Your wrist is extremely important to almost everything you do with your hands, including lifting objects, exercising, preparing food, etc. The ulnar side of your wrist is the side of your “pinkie” finger (or small finger), and pain on this side can be very common. It’s so common, in fact, that it can sometimes be difficult to determine the exact cause. The anatomy of the wrist is extremely complicated, which means that ulnar-sided wrist pain can result from an injury to bones, cartilage, ligaments or tendons.
Wrist pain can come in many forms. In addition to regular pain on the pinkie side of your wrist, you may also feel:
Some potential causes of ulnar-sided wrist pain include:
Regardless of how severe or moderate your wrist pain is, there’s a chance you have a wrist fracture, which is another name for a broken wrist. Even if you can still move your wrist, it may be broken. Delaying treatment of a broken wrist may be harmful, so visit a hand surgeon as soon as you are feeling pain.
There are many different types of arthritis that can affect the hands and wrists. Arthritis in general can cause pain and stiffness. If you’re experiencing wrist pain, you may be suffering from a type of arthritis such as rheumatoid arthritis or osteoarthritis.
Ulnar Impaction Syndrome
Those who suffer from this condition have an ulna bone that is longer than the radius bone, which can cause it to “bump into” the smaller wrist bones. Your hand surgeon will likely take x-rays to diagnose this condition.
The TFCC (the triangular fibrocartilage complex) is an important structure that helps connect the forearm with the small bones in the ulnar side of the wrist. It can tear from natural wear or from an injury and may be the cause of your wrist pain.
Nerves can be damaged by too much pressure, by stretching, or by something as simple as a cut, causing pain, numbness or weakness in the wrist or hand.
If you’re experiencing ulnar wrist pain, it’s important to visit a hand surgeon as soon as possible. Delaying treatment can sometimes cause permanent damage and prevent you from performing everyday tasks using your wrists. Your hand surgeon may treat your pain with a variety of methods (both non-surgical and surgical), depending on your condition. Your doctor will examine your wrist and potentially take x-rays to determine the cause of pain.

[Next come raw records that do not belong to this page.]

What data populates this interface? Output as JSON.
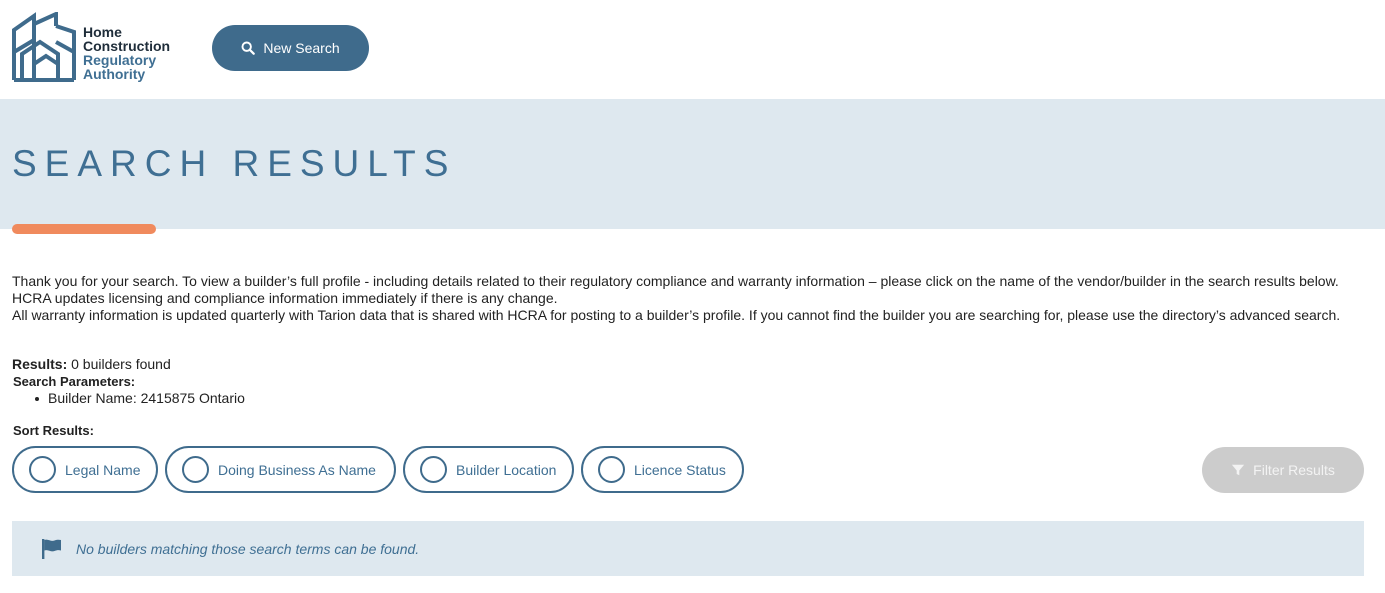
{
  "brand": {
    "logo_line1": "Home",
    "logo_line2": "Construction",
    "logo_line3": "Regulatory",
    "logo_line4": "Authority",
    "icon": "building-logo-icon",
    "dark_color": "#1f2d3a",
    "accent_blue": "#3f6f93"
  },
  "header": {
    "new_search_label": "New Search",
    "new_search_icon": "search-icon",
    "button_color": "#3f6b8c"
  },
  "hero": {
    "title": "SEARCH RESULTS",
    "band_color": "#dee8ef",
    "accent_color": "#f08a5d"
  },
  "intro": {
    "paragraph1": "Thank you for your search. To view a builder’s full profile - including details related to their regulatory compliance and warranty information – please click on the name of the vendor/builder in the search results below. HCRA updates licensing and compliance information immediately if there is any change.",
    "paragraph2": "All warranty information is updated quarterly with Tarion data that is shared with HCRA for posting to a builder’s profile. If you cannot find the builder you are searching for, please use the directory’s advanced search."
  },
  "results": {
    "label": "Results:",
    "value": "0 builders found",
    "params_label": "Search Parameters:",
    "params": [
      "Builder Name: 2415875 Ontario"
    ]
  },
  "sort": {
    "label": "Sort Results:",
    "options": [
      "Legal Name",
      "Doing Business As Name",
      "Builder Location",
      "Licence Status"
    ]
  },
  "filter": {
    "label": "Filter Results",
    "icon": "filter-icon",
    "disabled_color": "#cccccc"
  },
  "notice": {
    "icon": "flag-icon",
    "message": "No builders matching those search terms can be found."
  }
}
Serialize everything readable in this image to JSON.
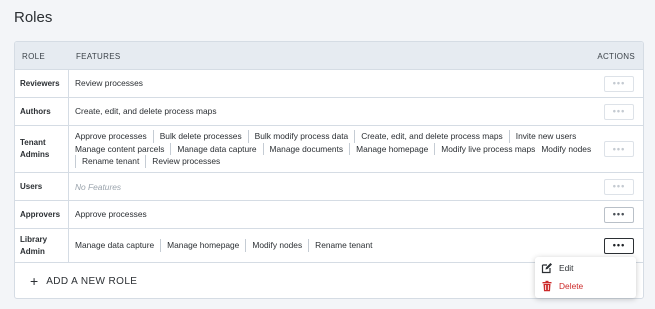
{
  "page": {
    "title": "Roles"
  },
  "table": {
    "headers": {
      "role": "ROLE",
      "features": "FEATURES",
      "actions": "ACTIONS"
    },
    "rows": [
      {
        "role": "Reviewers",
        "features": [
          "Review processes"
        ]
      },
      {
        "role": "Authors",
        "features": [
          "Create, edit, and delete process maps"
        ]
      },
      {
        "role": "Tenant Admins",
        "features": [
          "Approve processes",
          "Bulk delete processes",
          "Bulk modify process data",
          "Create, edit, and delete process maps",
          "Invite new users",
          "Manage content parcels",
          "Manage data capture",
          "Manage documents",
          "Manage homepage",
          "Modify live process maps",
          "Modify nodes",
          "Rename tenant",
          "Review processes"
        ]
      },
      {
        "role": "Users",
        "features": [],
        "empty_text": "No Features"
      },
      {
        "role": "Approvers",
        "features": [
          "Approve processes"
        ]
      },
      {
        "role": "Library Admin",
        "features": [
          "Manage data capture",
          "Manage homepage",
          "Modify nodes",
          "Rename tenant"
        ]
      }
    ],
    "add_role_label": "ADD A NEW ROLE"
  },
  "context_menu": {
    "items": [
      {
        "label": "Edit",
        "icon": "edit-icon",
        "color": "#2b2f33"
      },
      {
        "label": "Delete",
        "icon": "trash-icon",
        "color": "#cc2a2a"
      }
    ]
  },
  "actions_button": {
    "glyph": "•••"
  }
}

Treatment options can include activity modification, splints, therapy, medicine or surgery.
Visit www.HandCare.org to learn more and to find a hand surgeon near you.